To kick off New Paltz’s annual Farm Fest this past Friday, the week’s stormy weather broke into a full day of spring sunshine, warm air and good vibes that students were ready to take advantage of.
On Friday, April 28, students and locals piled onto blankets on Old Main Quad to enjoy the day’s festivities at Students for Sustainable Agriculture’s (Sus-Ag) annual spring event, Farm Fest, which ran from noon to 7 p.m.
First put on five years ago, Farm Fest is now a tradition at SUNY New Paltz, along with its sister event Fall Fest. For this spring-based event, participants celebrated the end of Earth week and were treated to live music by student performers, fresh produce from local farms, collections of student art and information from a variety of campus organizations and activists.
“[Having Farm Fest] during Earth week allows us to highlight the importance of supporting local businesses, green initiatives and the benefits of sustainable agriculture,” said Sus-Ag president Billie Golan. “We have always tried to revolve the event around Earth day — very Earth, tree and agriculture based.”

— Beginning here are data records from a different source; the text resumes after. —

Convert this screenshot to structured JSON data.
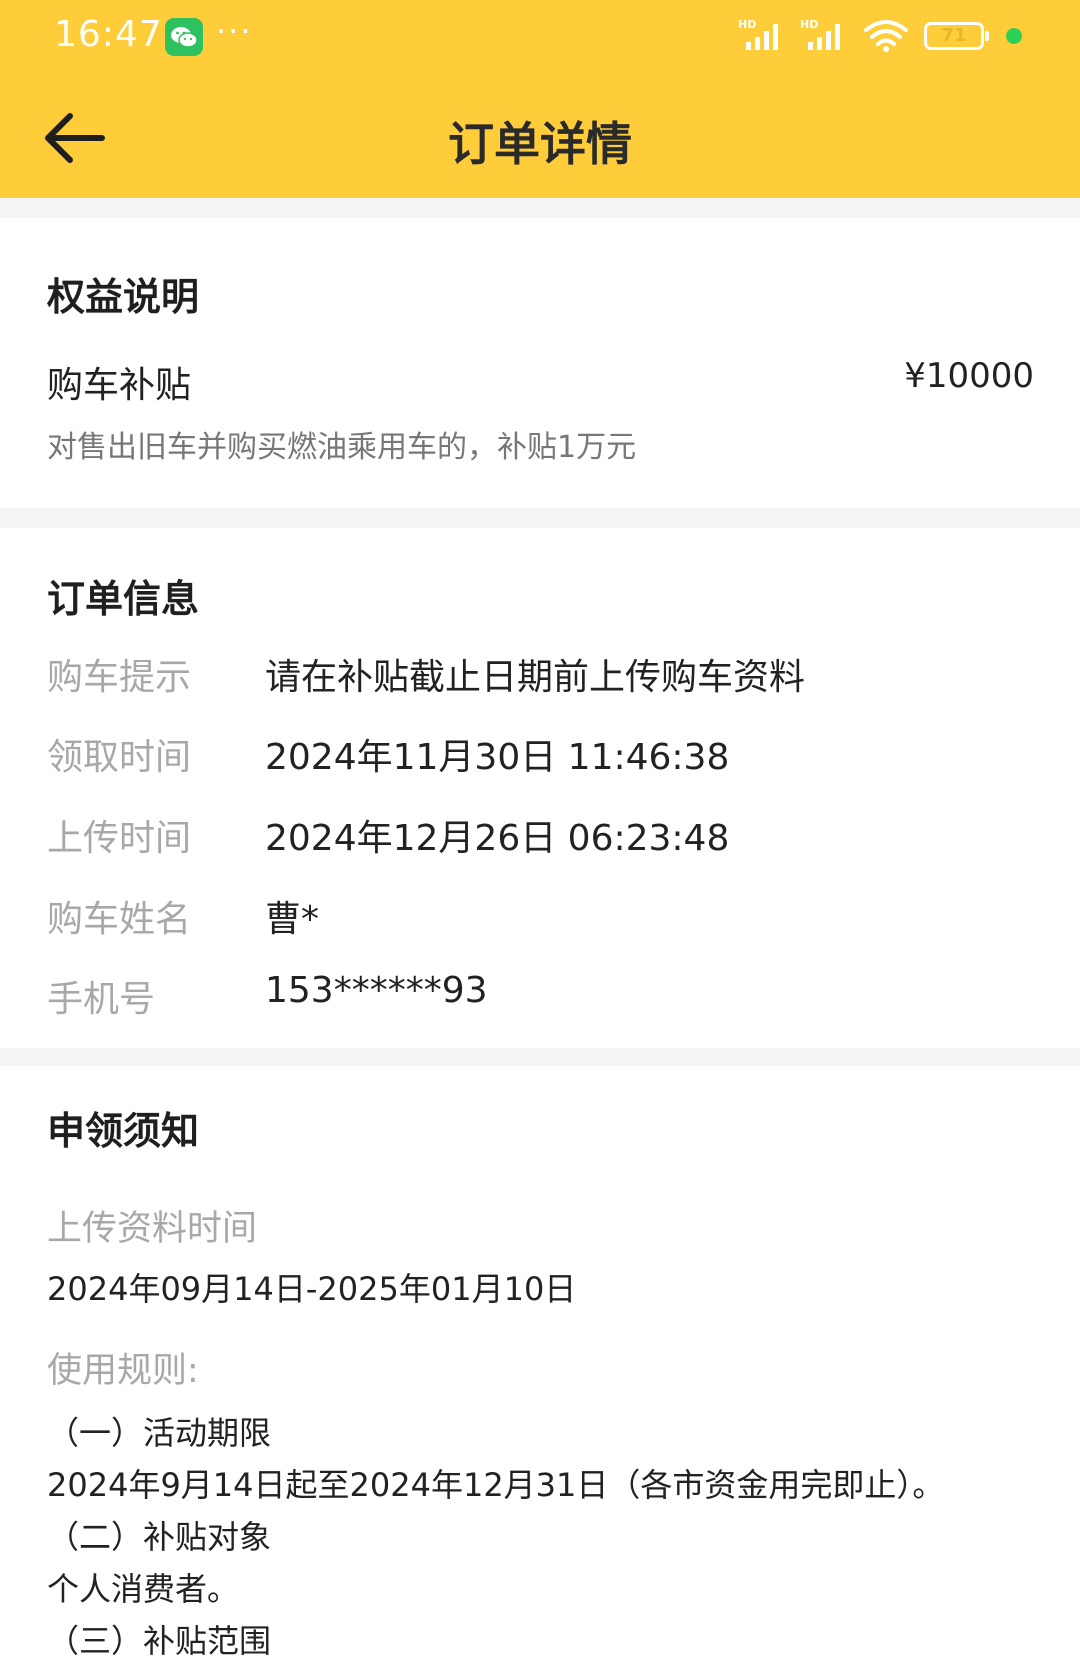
{
  "status_bar": {
    "time": "16:47",
    "more": "···",
    "battery": "71",
    "battery_fraction": 0.71
  },
  "header": {
    "title": "订单详情",
    "back_icon": "arrow-left-icon"
  },
  "benefit": {
    "title": "权益说明",
    "name": "购车补贴",
    "amount": "¥10000",
    "description": "对售出旧车并购买燃油乘用车的，补贴1万元"
  },
  "order": {
    "title": "订单信息",
    "rows": [
      {
        "label": "购车提示",
        "value": "请在补贴截止日期前上传购车资料"
      },
      {
        "label": "领取时间",
        "value": "2024年11月30日 11:46:38"
      },
      {
        "label": "上传时间",
        "value": "2024年12月26日 06:23:48"
      },
      {
        "label": "购车姓名",
        "value": "曹*"
      },
      {
        "label": "手机号",
        "value": "153******93"
      }
    ]
  },
  "notice": {
    "title": "申领须知",
    "upload_label": "上传资料时间",
    "upload_period": "2024年09月14日-2025年01月10日",
    "rules_label": "使用规则:",
    "rules": [
      "（一）活动期限",
      "2024年9月14日起至2024年12月31日（各市资金用完即止）。",
      "（二）补贴对象",
      "个人消费者。",
      "（三）补贴范围"
    ]
  },
  "colors": {
    "header_bg": "#ffcd3a",
    "wechat_green": "#2dc160",
    "indicator_green": "#2ed158"
  }
}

As Sus-Ag describes it, Farm Fest is an event that not only celebrates our unique college town, but bonds the SUNY New Paltz campus with the larger local community.

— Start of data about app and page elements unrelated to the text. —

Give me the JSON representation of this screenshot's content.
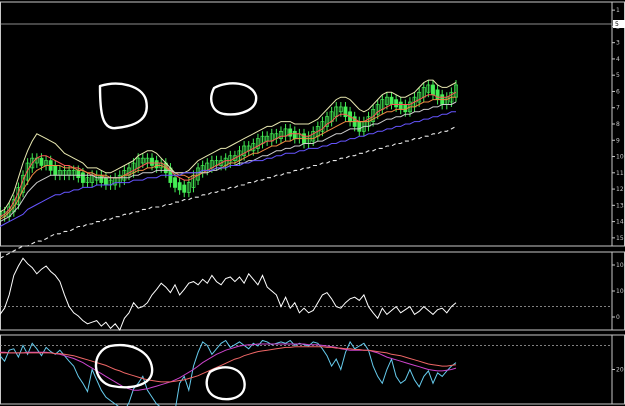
{
  "chart_data": [
    {
      "type": "line",
      "panel": "price",
      "title": "",
      "axis_side": "right",
      "ylim": [
        0,
        100
      ],
      "y_ticks": [
        "1",
        "2",
        "3",
        "4",
        "5",
        "6",
        "7",
        "8",
        "9",
        "10",
        "11",
        "12",
        "13",
        "14",
        "15"
      ],
      "current_value": "5",
      "series": [
        {
          "key": "candles",
          "color": "#44ee55",
          "values": [
            13,
            13,
            15,
            18,
            23,
            28,
            33,
            35,
            35,
            34,
            34,
            32,
            30,
            30,
            30,
            30,
            30,
            29,
            27,
            27,
            28,
            28,
            27,
            26,
            26,
            27,
            28,
            30,
            31,
            33,
            35,
            35,
            35,
            34,
            33,
            33,
            31,
            27,
            25,
            24,
            23,
            25,
            28,
            31,
            32,
            33,
            34,
            34,
            34,
            35,
            36,
            36,
            38,
            40,
            40,
            41,
            43,
            44,
            44,
            45,
            45,
            46,
            47,
            46,
            45,
            45,
            43,
            44,
            46,
            48,
            50,
            52,
            54,
            56,
            56,
            54,
            52,
            50,
            48,
            50,
            52,
            55,
            57,
            59,
            60,
            59,
            58,
            57,
            56,
            58,
            60,
            62,
            64,
            65,
            63,
            61,
            59,
            60,
            62,
            65
          ]
        },
        {
          "key": "envelope_upper",
          "color": "#e8e8b0",
          "values": [
            14,
            15,
            18,
            22,
            28,
            34,
            39,
            43,
            46,
            45,
            44,
            43,
            42,
            40,
            38,
            37,
            36,
            35,
            34,
            32,
            32,
            32,
            31,
            30,
            30,
            31,
            32,
            33,
            34,
            35,
            37,
            38,
            39,
            39,
            38,
            36,
            34,
            32,
            30,
            30,
            30,
            31,
            33,
            35,
            36,
            37,
            38,
            39,
            40,
            40,
            41,
            42,
            43,
            44,
            45,
            46,
            47,
            48,
            49,
            49,
            50,
            51,
            51,
            51,
            50,
            50,
            50,
            50,
            51,
            52,
            54,
            56,
            58,
            60,
            61,
            61,
            60,
            58,
            56,
            55,
            56,
            58,
            60,
            62,
            63,
            63,
            62,
            61,
            61,
            62,
            63,
            65,
            67,
            68,
            68,
            66,
            65,
            65,
            66,
            67
          ]
        },
        {
          "key": "ma_fast",
          "color": "#ff5555",
          "values": [
            12,
            13,
            15,
            18,
            22,
            27,
            31,
            34,
            36,
            37,
            37,
            36,
            35,
            34,
            33,
            33,
            32,
            32,
            31,
            30,
            29,
            29,
            29,
            28,
            28,
            28,
            28,
            29,
            30,
            31,
            32,
            33,
            34,
            34,
            34,
            34,
            33,
            31,
            29,
            28,
            27,
            27,
            28,
            29,
            30,
            31,
            32,
            33,
            34,
            35,
            35,
            36,
            37,
            38,
            39,
            40,
            41,
            42,
            43,
            43,
            44,
            45,
            45,
            46,
            46,
            46,
            45,
            45,
            46,
            47,
            48,
            50,
            51,
            53,
            54,
            54,
            53,
            52,
            51,
            51,
            52,
            53,
            55,
            56,
            57,
            58,
            58,
            58,
            58,
            58,
            59,
            60,
            61,
            62,
            62,
            61,
            61,
            61,
            62,
            63
          ]
        },
        {
          "key": "ma_mid",
          "color": "#ee8844",
          "values": [
            11,
            12,
            14,
            16,
            19,
            23,
            26,
            29,
            31,
            32,
            33,
            33,
            33,
            33,
            32,
            32,
            32,
            31,
            31,
            30,
            30,
            29,
            29,
            29,
            28,
            28,
            28,
            29,
            29,
            30,
            31,
            31,
            32,
            32,
            33,
            33,
            32,
            31,
            30,
            29,
            29,
            28,
            29,
            29,
            30,
            30,
            31,
            32,
            32,
            33,
            34,
            34,
            35,
            36,
            37,
            38,
            38,
            39,
            40,
            41,
            41,
            42,
            43,
            43,
            44,
            44,
            44,
            44,
            44,
            45,
            46,
            47,
            48,
            49,
            50,
            51,
            51,
            51,
            51,
            51,
            51,
            52,
            53,
            54,
            55,
            55,
            56,
            56,
            56,
            57,
            57,
            58,
            59,
            59,
            60,
            60,
            60,
            60,
            61,
            61
          ]
        },
        {
          "key": "ma_slow",
          "color": "#cccccc",
          "values": [
            10,
            11,
            12,
            14,
            16,
            19,
            22,
            24,
            26,
            27,
            28,
            29,
            29,
            29,
            29,
            29,
            29,
            29,
            29,
            29,
            29,
            28,
            28,
            28,
            28,
            28,
            28,
            28,
            28,
            29,
            29,
            30,
            30,
            30,
            31,
            31,
            31,
            31,
            30,
            30,
            30,
            30,
            30,
            30,
            30,
            30,
            31,
            31,
            32,
            32,
            33,
            33,
            34,
            34,
            35,
            35,
            36,
            37,
            37,
            38,
            39,
            39,
            40,
            40,
            41,
            41,
            42,
            42,
            42,
            43,
            43,
            44,
            45,
            46,
            46,
            47,
            48,
            48,
            48,
            49,
            49,
            50,
            50,
            51,
            52,
            52,
            53,
            53,
            54,
            54,
            55,
            55,
            56,
            56,
            57,
            57,
            58,
            58,
            58,
            59
          ]
        },
        {
          "key": "ma_long",
          "color": "#6655ff",
          "values": [
            8,
            9,
            10,
            11,
            12,
            13,
            15,
            16,
            17,
            18,
            19,
            20,
            21,
            21,
            22,
            22,
            23,
            23,
            24,
            24,
            24,
            25,
            25,
            25,
            25,
            26,
            26,
            26,
            26,
            27,
            27,
            27,
            28,
            28,
            28,
            29,
            29,
            29,
            29,
            29,
            30,
            30,
            30,
            30,
            31,
            31,
            31,
            32,
            32,
            32,
            33,
            33,
            33,
            34,
            34,
            35,
            35,
            35,
            36,
            36,
            37,
            37,
            38,
            38,
            38,
            39,
            39,
            40,
            40,
            40,
            41,
            41,
            42,
            42,
            43,
            43,
            44,
            44,
            45,
            45,
            46,
            46,
            47,
            47,
            48,
            48,
            49,
            49,
            50,
            50,
            51,
            51,
            52,
            52,
            53,
            53,
            54,
            54,
            55,
            55
          ]
        },
        {
          "key": "ma_dashed",
          "color": "#e8e8e8",
          "dashed": true,
          "values": [
            -5,
            -4,
            -3,
            -2,
            -1,
            0,
            0,
            1,
            2,
            2,
            3,
            4,
            5,
            5,
            6,
            6,
            7,
            8,
            8,
            9,
            9,
            10,
            10,
            11,
            11,
            12,
            12,
            13,
            13,
            14,
            14,
            15,
            15,
            16,
            16,
            16,
            17,
            17,
            18,
            18,
            19,
            19,
            20,
            20,
            21,
            21,
            22,
            22,
            23,
            23,
            24,
            24,
            25,
            25,
            26,
            26,
            27,
            27,
            28,
            28,
            29,
            29,
            30,
            30,
            31,
            31,
            32,
            32,
            33,
            33,
            34,
            34,
            35,
            35,
            36,
            36,
            37,
            37,
            38,
            38,
            39,
            39,
            40,
            40,
            41,
            41,
            42,
            42,
            43,
            43,
            44,
            44,
            45,
            45,
            46,
            46,
            47,
            47,
            48,
            49
          ]
        }
      ]
    },
    {
      "type": "line",
      "panel": "oscillator_1",
      "title": "",
      "axis_side": "right",
      "ylim": [
        0,
        100
      ],
      "y_ticks": [
        "10",
        "10",
        "0"
      ],
      "level_line": 30,
      "series": [
        {
          "key": "oscillator",
          "color": "#ffffff",
          "values": [
            20,
            28,
            45,
            70,
            82,
            92,
            85,
            80,
            72,
            78,
            82,
            75,
            70,
            62,
            45,
            30,
            22,
            18,
            12,
            8,
            10,
            12,
            5,
            10,
            2,
            8,
            0,
            15,
            22,
            35,
            28,
            30,
            35,
            45,
            52,
            60,
            55,
            48,
            58,
            45,
            52,
            60,
            62,
            58,
            65,
            60,
            70,
            62,
            58,
            66,
            68,
            62,
            68,
            60,
            72,
            65,
            58,
            70,
            55,
            50,
            45,
            30,
            42,
            28,
            35,
            22,
            28,
            22,
            25,
            35,
            45,
            48,
            40,
            30,
            28,
            35,
            40,
            42,
            38,
            45,
            30,
            22,
            15,
            28,
            20,
            25,
            30,
            22,
            26,
            30,
            20,
            24,
            30,
            25,
            20,
            26,
            28,
            22,
            30,
            35
          ]
        }
      ]
    },
    {
      "type": "line",
      "panel": "oscillator_2",
      "title": "",
      "axis_side": "right",
      "ylim": [
        0,
        100
      ],
      "y_ticks": [
        "20"
      ],
      "level_line": 85,
      "series": [
        {
          "key": "fast",
          "color": "#66ccee",
          "values": [
            70,
            62,
            78,
            80,
            68,
            85,
            72,
            88,
            80,
            70,
            82,
            76,
            72,
            78,
            70,
            62,
            55,
            40,
            30,
            18,
            50,
            35,
            20,
            10,
            5,
            0,
            -5,
            -10,
            2,
            22,
            30,
            40,
            20,
            10,
            0,
            -5,
            -15,
            -30,
            -10,
            30,
            40,
            20,
            55,
            75,
            90,
            85,
            72,
            80,
            88,
            92,
            82,
            86,
            90,
            85,
            80,
            88,
            84,
            92,
            90,
            86,
            88,
            90,
            88,
            92,
            85,
            88,
            86,
            84,
            90,
            88,
            80,
            70,
            55,
            65,
            50,
            75,
            90,
            80,
            84,
            88,
            78,
            55,
            40,
            30,
            50,
            65,
            40,
            30,
            35,
            50,
            35,
            25,
            40,
            48,
            30,
            45,
            40,
            48,
            55,
            60
          ]
        },
        {
          "key": "signal",
          "color": "#cc44cc",
          "values": [
            75,
            75,
            74,
            74,
            74,
            74,
            75,
            75,
            75,
            75,
            75,
            74,
            73,
            72,
            70,
            68,
            66,
            63,
            60,
            56,
            52,
            48,
            44,
            40,
            36,
            32,
            28,
            24,
            22,
            20,
            20,
            21,
            22,
            24,
            26,
            28,
            30,
            32,
            35,
            38,
            42,
            46,
            50,
            55,
            60,
            64,
            68,
            72,
            75,
            78,
            80,
            82,
            84,
            85,
            86,
            86,
            87,
            87,
            87,
            87,
            87,
            87,
            87,
            87,
            87,
            87,
            87,
            86,
            86,
            86,
            85,
            84,
            83,
            82,
            80,
            79,
            78,
            78,
            78,
            78,
            78,
            76,
            74,
            71,
            68,
            66,
            64,
            62,
            60,
            58,
            56,
            54,
            52,
            50,
            49,
            48,
            48,
            49,
            50,
            52
          ]
        },
        {
          "key": "slow",
          "color": "#ee6666",
          "values": [
            74,
            74,
            74,
            74,
            74,
            74,
            74,
            74,
            74,
            74,
            74,
            74,
            73,
            73,
            72,
            71,
            70,
            68,
            66,
            64,
            62,
            60,
            58,
            56,
            53,
            50,
            48,
            45,
            43,
            41,
            39,
            37,
            35,
            34,
            33,
            32,
            32,
            32,
            33,
            34,
            35,
            37,
            39,
            41,
            44,
            47,
            50,
            53,
            56,
            59,
            62,
            65,
            67,
            70,
            72,
            74,
            76,
            77,
            78,
            79,
            80,
            81,
            82,
            82,
            83,
            83,
            83,
            83,
            83,
            83,
            83,
            82,
            82,
            81,
            81,
            80,
            80,
            79,
            79,
            78,
            78,
            77,
            76,
            75,
            74,
            72,
            71,
            70,
            68,
            66,
            64,
            62,
            60,
            58,
            57,
            56,
            55,
            55,
            56,
            57
          ]
        }
      ]
    }
  ],
  "annotations": {
    "circle_color": "#ffffff"
  }
}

The setup of foods and artists drew out the campus’s quintessentially groovy folks to enjoy their overlapping interests, with young bohemians taking part in yoga, slack roping, henna tattoos and frisbee between picnics on the college green.
“We’ve been doing yoga all day,” second-year Bennett Sippel remarked, stepping away from his group’s mats. “We started with beginners’ [classes] at 4, and ever since then we’ve been getting more advanced. It’s been amazing: people have been coming after their sets, from different booths, and hopped in.”

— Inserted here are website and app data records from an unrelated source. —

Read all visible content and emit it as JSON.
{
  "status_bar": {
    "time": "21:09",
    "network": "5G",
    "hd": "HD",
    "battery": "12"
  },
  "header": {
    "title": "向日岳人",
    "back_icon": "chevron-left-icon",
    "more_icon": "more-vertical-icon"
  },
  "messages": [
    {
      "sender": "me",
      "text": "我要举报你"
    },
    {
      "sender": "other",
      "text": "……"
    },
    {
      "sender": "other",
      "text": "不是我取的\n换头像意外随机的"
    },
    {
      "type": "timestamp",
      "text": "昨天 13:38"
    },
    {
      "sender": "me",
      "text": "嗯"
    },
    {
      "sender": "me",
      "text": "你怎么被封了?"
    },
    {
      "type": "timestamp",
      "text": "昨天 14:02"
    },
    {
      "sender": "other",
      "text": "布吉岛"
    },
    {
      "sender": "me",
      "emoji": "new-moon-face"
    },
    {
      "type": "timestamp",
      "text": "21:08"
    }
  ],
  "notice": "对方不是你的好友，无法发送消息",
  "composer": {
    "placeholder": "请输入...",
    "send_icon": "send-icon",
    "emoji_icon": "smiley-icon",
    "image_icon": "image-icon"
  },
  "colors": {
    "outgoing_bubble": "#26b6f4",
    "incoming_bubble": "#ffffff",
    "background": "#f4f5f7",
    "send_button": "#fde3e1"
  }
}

Admittedly, the festival atmosphere had its drawbacks.
“When the rock bands came on,” he laughed, “it definitely added a component to it that wasn’t usually there. But we enjoyed it, we embraced it, we knew it was coming. It’s been very cool.”
At the center of the event, in front of the Old Library, tables of activists and local businesses organized into a square that surrounded a makeshift musical stage. Lightly amplified, individual artists like Ami Madeleine, Sam Johnson, and Julia Olson played, in tandem with bands like Schmave, The Dancing Bones and Furnace Creek.
Marissa Carroll, a third-year graphic design major, and her band Tiny Blue Ghost closed out the festival. Though they had never played an outdoor set before, having earned their stripes through house shows, they enjoyed the experience. “It’s cool to have the whole field to interact with,” Carroll said. “You can touch many more people with your music.”
Meanwhile, attendees were tempted into the square of tables to look at handmade crafts from local artists like Val Walis’s Orion Jewelry Design, which offered simple pendant designs that avoid breaking the bank, or to try free samples of food from different tables.
“I usually see people I know, and I’ll go over to their table and I bribe them with food,” grinned third-year Erin Colligan. “And with food comes education.”
Erin is a part of SUNY New Paltz’s Animal Rights Association. She was tabling along with several friends who were offering vegan foods and information about their cause.
“We’re trying to earn some money to donate to Woodstock Farm Sanctuary, which is a farm sanctuary that houses animals from slaughterhouses or any other rescue missions,” third-year Briöna Saas explained. “Our club is about spreading the word of veganism, and cruelty-free living, and other animal activist type activities.”
To attendees, the wide intersectionality of Farm Fest presented New Paltz in a flattering light as an institution for continued learning.
“You can always be a better activist,” Colligan noted. “I think that all of the tables that met today, are not just focusing on arts and crafts and little things — they’re incorporating that, but they’re also focused on political issues.”
Fittingly, professors from the geology, political science and sociology departments took the stage to address the politics of climate change, emphasizing that change needs to occur not just on an individual level.
“People need to engage politically,” said associate professor of sociology and director of the environmental studies program Brian Orbach. “We need to elect leaders who will foster the rapid transition to renewable energy and to challenge the power of corporations that profit from ecological destruction. “
Students were also able to buy tickets to join the New Paltz Climate Action Coalition for the People’s Climate March in Washington, D.C. the following day, Saturday, April 29.
“This event is important because it allows interaction between students and the greater Hudson Valley community,” Golan said. “Farmers, crafters and advocacy groups table all day on campus so it’s easy for students to come by and learn more about each initiative.”
Some of these initiatives not mentioned were New Paltz’s Print Club, Outing Club, Oxfam America, New Paltz Action Network, NY Zines and the Modern Art Collective. The event came to an end with the setting sun, and organizations packed up their tables — for now. If you are interested in hearing more about each initiative, you don’t have to wait too long: Fall Fest is just around the corner.